Quality Life Herbs

Traditional Chinese Medicine

Contact Us

Traditional Chinese Medicine has been practiced for over twenty-three centuries.  While it can remedy ailments and alter states of mind, Chinese medicine can also enhance recuperative power, immunity, and the capacity for pleasure, work, and creativity.

Traditional Chinese Medicine and Traditional Western Medicine
Traditional Chinese Medicine (TCM) views the individual as an integrated system of mind and body where health is achieved through maintaining the balance or harmony between Yin and Yang.  Balance between the Yin and Yang leads to good health while imbalance leads to disease. Yin represents water, quiet, substance and night, while Yang represents fire, noise, function and day.  The relationship between these two opposites is not static but shifting; as night (yin) fades it becomes day (yang), and as yang fades it becomes night (yin). Yin and yang are, therefore, changing into each other as well as balancing each other.When there is imbalance, external agents can invade the body and cause disease. The tasks of TCM are to determine nature of the imbalance and the agent causing the trouble, and then to correct the balance.  In comparison, Traditional Western medicine views the mind and body as separate systems each working in a mechanistic fashion.   As such, Western medicine tends to approach disease by assuming that it is due to an external force, such as a virus or bacteria, or a slow degeneration of the mechanism (i.e. the body’s physical function).  The result is that Western medicine tends to focus on correcting a specific problem and is oriented to intervention.  TCM is oriented to restoration and maintenance. 
The Framework of TCMWithin the body each organ is viewed as containing elements of yin and yang.  The tissue structures and nutrients are yin, and the functional activities are yang. Some organs are predominantly yang in their functions, such as the liver, while others are predominantly yin, such as the kidney. Even though one organ may be predominantly yin (or yang) in nature, the balance of yin and yang is maintained in the whole healthy body because the sum total of the yin and yang will be in balance. Qi, Moisture, Blood, Spirit, Essence
The human body is comprised of Qi, (pronounced chee), Moisture, and Blood. Qi is the animating force that gives us our capacity to move, think, feel, and work. Moisture is the liquid medium, which protects, nurtures, and lubricates tissue.  Blood is the material foundation out of which we create bones, nerves, skin, muscles, and organs. Human beings intermingle Spirit (Shen) and Essence (Jing). Shen is the non-material expression of the individual, and Essence represents the body's reproductive and regenerative substance. It is in the interaction of Shen and Jing that Chinese medicine recognizes the integration of the mind and body and lays the foundation for the treatment of the complete individual.
Health and Illness

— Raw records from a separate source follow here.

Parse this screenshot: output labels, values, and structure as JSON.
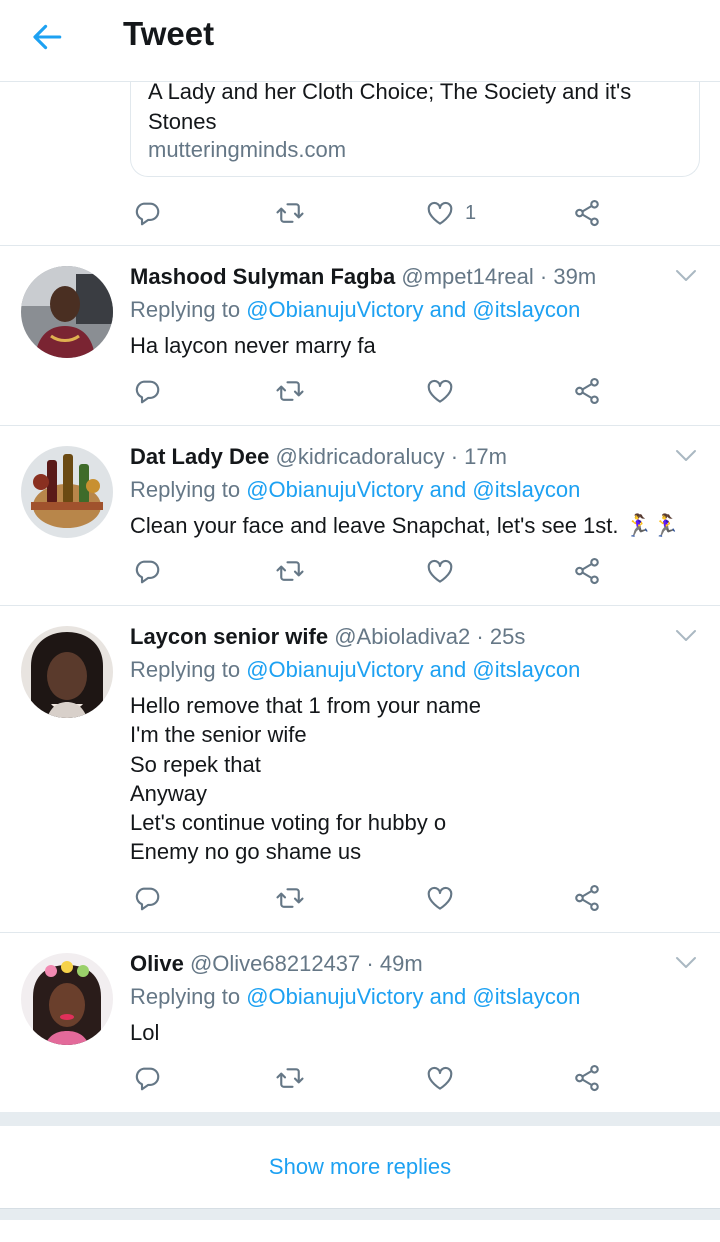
{
  "header": {
    "title": "Tweet",
    "back_icon": "arrow-left-icon"
  },
  "link_card": {
    "title": "A Lady and her Cloth Choice; The Society and it's Stones",
    "domain": "mutteringminds.com",
    "like_count": "1"
  },
  "replying_label": "Replying to",
  "replying_and": "and",
  "replies": [
    {
      "name": "Mashood Sulyman Fagba",
      "handle": "@mpet14real",
      "time": "39m",
      "mention1": "@ObianujuVictory",
      "mention2": "@itslaycon",
      "lines": [
        "Ha laycon never marry fa"
      ]
    },
    {
      "name": "Dat Lady Dee",
      "handle": "@kidricadoralucy",
      "time": "17m",
      "mention1": "@ObianujuVictory",
      "mention2": "@itslaycon",
      "lines": [
        "Clean your face and leave Snapchat, let's see 1st. 🏃‍♀️🏃‍♀️"
      ]
    },
    {
      "name": "Laycon senior wife",
      "handle": "@Abioladiva2",
      "time": "25s",
      "mention1": "@ObianujuVictory",
      "mention2": "@itslaycon",
      "lines": [
        "Hello remove that 1 from your name",
        "I'm the senior wife",
        "So repek that",
        "Anyway",
        "Let's continue voting for hubby o",
        "Enemy no go shame us"
      ]
    },
    {
      "name": "Olive",
      "handle": "@Olive68212437",
      "time": "49m",
      "mention1": "@ObianujuVictory",
      "mention2": "@itslaycon",
      "lines": [
        "Lol"
      ]
    }
  ],
  "show_more": "Show more replies",
  "colors": {
    "accent": "#1da1f2",
    "secondary_text": "#657786",
    "divider": "#e1e8ed"
  },
  "icons": {
    "reply": "reply-icon",
    "retweet": "retweet-icon",
    "like": "heart-icon",
    "share": "share-icon",
    "menu": "chevron-down-icon"
  }
}
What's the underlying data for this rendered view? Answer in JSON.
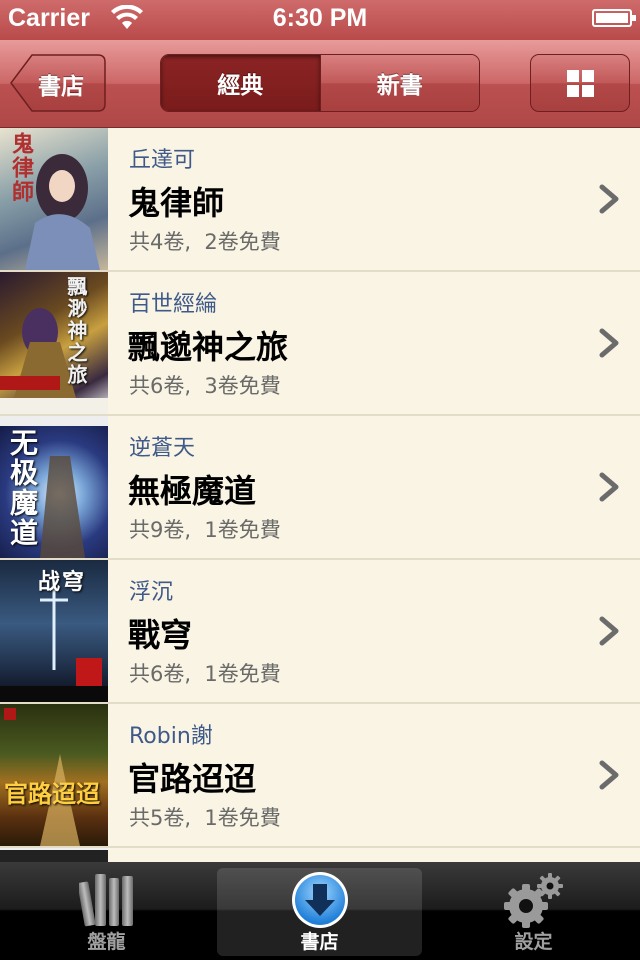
{
  "status_bar": {
    "carrier": "Carrier",
    "time": "6:30 PM"
  },
  "nav": {
    "back_label": "書店",
    "segments": [
      {
        "label": "經典",
        "selected": true
      },
      {
        "label": "新書",
        "selected": false
      }
    ],
    "grid_icon": "grid-icon"
  },
  "books": [
    {
      "author": "丘達可",
      "title": "鬼律師",
      "meta": "共4卷,  2卷免費",
      "cover_text": "鬼律師"
    },
    {
      "author": "百世經綸",
      "title": "飄邈神之旅",
      "meta": "共6卷,  3卷免費",
      "cover_text": "飄渺神之旅"
    },
    {
      "author": "逆蒼天",
      "title": "無極魔道",
      "meta": "共9卷,  1卷免費",
      "cover_text": "无极魔道"
    },
    {
      "author": "浮沉",
      "title": "戰穹",
      "meta": "共6卷,  1卷免費",
      "cover_text": "战穹"
    },
    {
      "author": "Robin謝",
      "title": "官路迢迢",
      "meta": "共5卷,  1卷免費",
      "cover_text": "官路迢迢"
    }
  ],
  "tabs": [
    {
      "label": "盤龍",
      "icon": "books-icon",
      "selected": false
    },
    {
      "label": "書店",
      "icon": "download-icon",
      "selected": true
    },
    {
      "label": "設定",
      "icon": "gear-icon",
      "selected": false
    }
  ]
}
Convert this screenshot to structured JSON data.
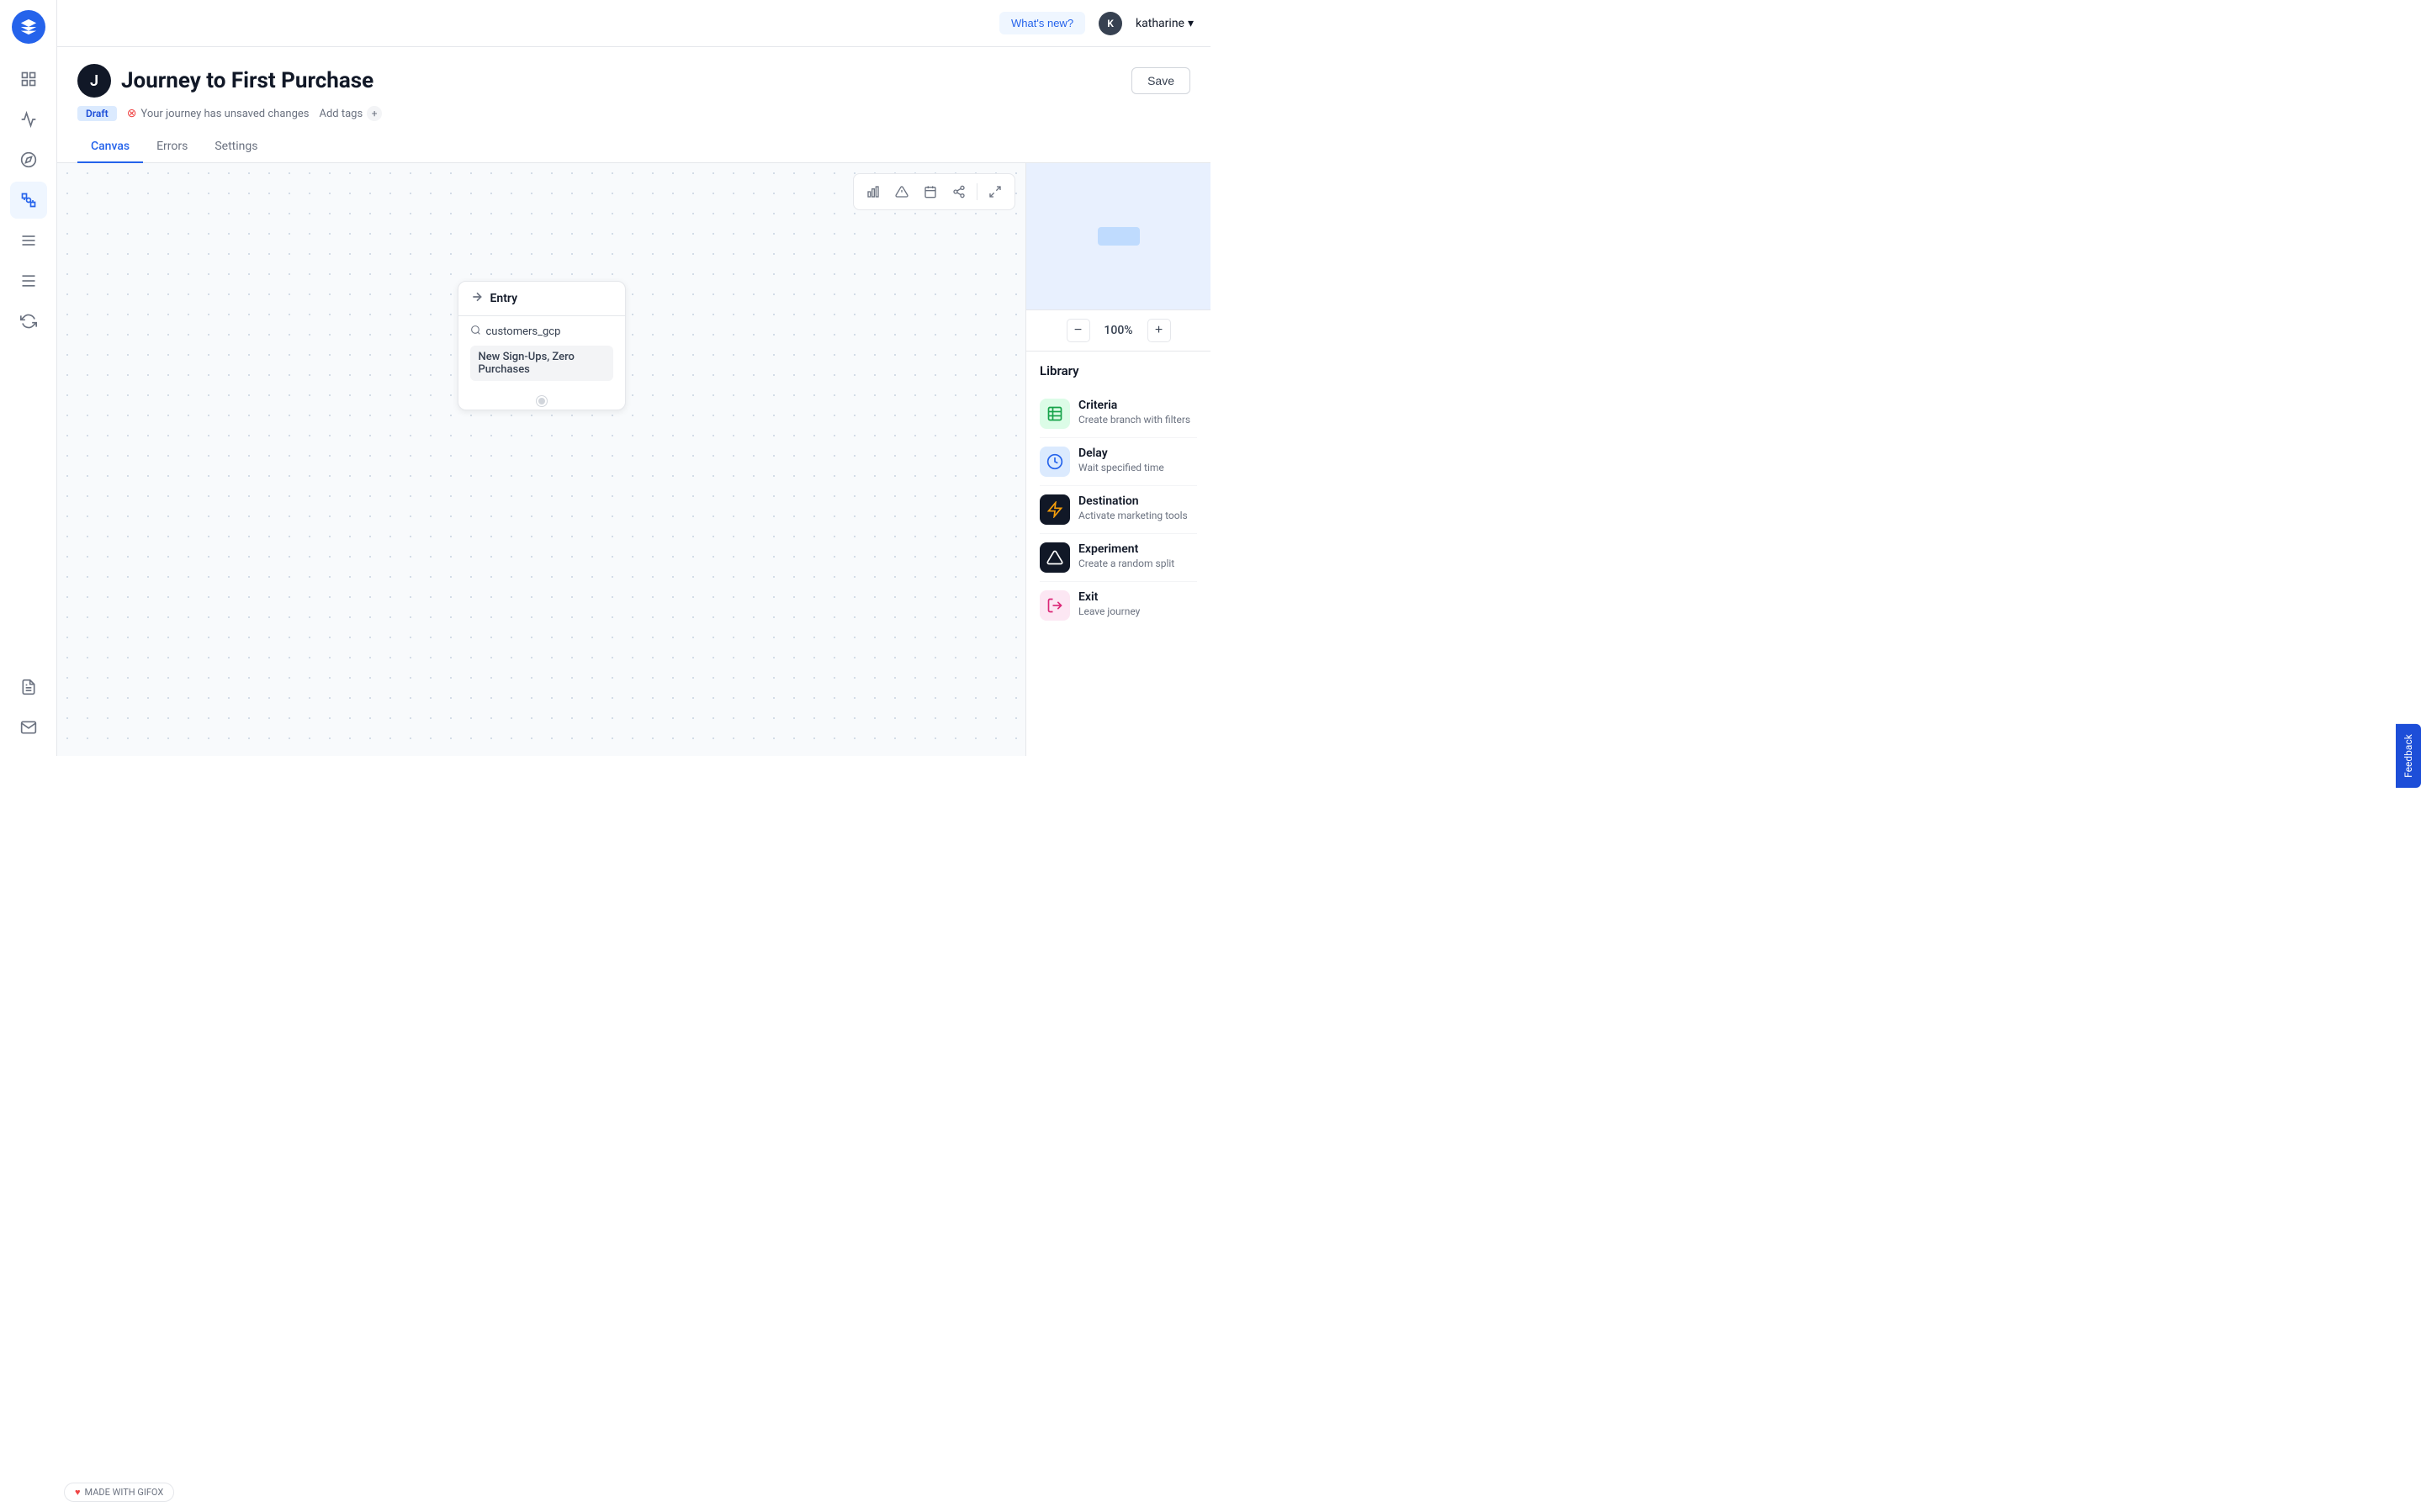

Qi, Moisture, and Blood circulate within a web of channels that link together all parts of the organism. Health exists when adequate Qi, Moisture, and Blood flow smoothly. Illness is understood as the result of either depletion or a congestion of Qi, Moisture, and Blood. This may occur when the integrity of the channels themselves is damaged -- such as by a sprain or strain -- or through disease.  For instance, if there is a disease of the liver then the flow of Qi through the liver channel will be abnormal.

Channels and OrgansThe concept of channels has no counterpart in Western medicine.   These channels provide the basic ‘road map’ for acupuncture therapy, which has become widely accepted by Western medicine in the past few decades.  The TCM view of the organs is very similar to that of Western Medicine.   In traditional Chinese medicine the major functions of the body are built around the five main organs, which are the heart, the lungs, the kidneys, the liver and the spleen.  The Chinese call them the five Zang or five solid organs, and the system of the five Zang organs controls the main Yin Yang balance of the body. Each of the Zang is linked to a hollow or Fu organ.  Each fu organ channel connects internally and externally with a zang organ channel.  The linkages are: the heart with the small intestine; the lungs with the large intestine; the kidneys with the urinary bladder; the liver with the gall-bladder; and the spleen with the stomach.Treatment The goal of treatment is to adjust and harmonize Yin and Yang, body and mind. This is achieved by regulating the Qi, Moisture, and Blood in the Organ Networks. Treatment may incorporate acupuncture, herbal remedies, diet, exercise, and massage. Duration of treatment depends on the nature of the complaint, its severity, and how long it has been present. As symptoms improve, less treatment is required, with individual progress being the yardstick.